erected on Center Street, all of brick, are the private residences of Jacob
Hildebrand, Dr. J.P. Cowan, and Jonas Freer.”
Hildebrand came to America alone when he was only 13,
according to Hill’s Ashland County History. A native of Germany, he
eventually migrated to Pennsylvania, and came to Ashland County with
the Studebaker family in 1835. He first worked as a blacksmith.
Gen. Willard Slocum, the county’s highest ranking Civil War soldier,
appointed him assistant internal revenue collector. Later, he sold
insurance and served as a city councilman. His son, George, became the
editor of the Ashland Times and continued in the capacity when the Times and Gazette merged. Among the other owners of the house between 1865 and 1885 was J.B.F. Sampsel. While removing wallpaper, the Conrad family who lived in the home in the 1980’s found his name written on the wall underneath.
Originally, the home was Greek Revival. Since Philip Shearer, who purchased the home in 1885, was in the lumber business (Kagey and Shearer on the corner of Washington and Taylor Streets), it is very possible that he had the addition constructed and made other changes.
When his daughter, Kit, married F.J. Bockley, they moved in her parents, as was the common practice at that time. A 1911 city directory lists the Bockleys living there with their children, Martha and Philip, students. Another notation in the Ashland Press announced that that Fred Bockley had a new porch built on his Center Street home. For a period of 75 years, the house remained in the Bockley name.
Daughter Martha remained in the house many years after her parents’ deaths.
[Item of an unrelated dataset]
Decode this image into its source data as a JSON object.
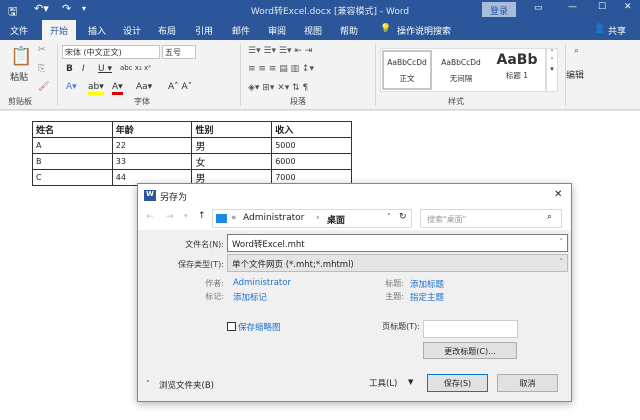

Forrest L. Conrad, Jr. and Judith Conrad purchased the home in 1987 from Kenneth E. and Sandra Booth, who bought it from the Bockley estate 10 years earlier. Continuing the restoration work, Ken and Diane Hammontree purchased the building and have operated the Jenny Wade Bed and Breakfast since 2003.
Architectural features of interest include the parquet floor in the entry hall, long self-supporting staircase, the French doors with leaded glass, dental molding, the leather wainscoting, cherry hardwood floors, and teardrop window trim.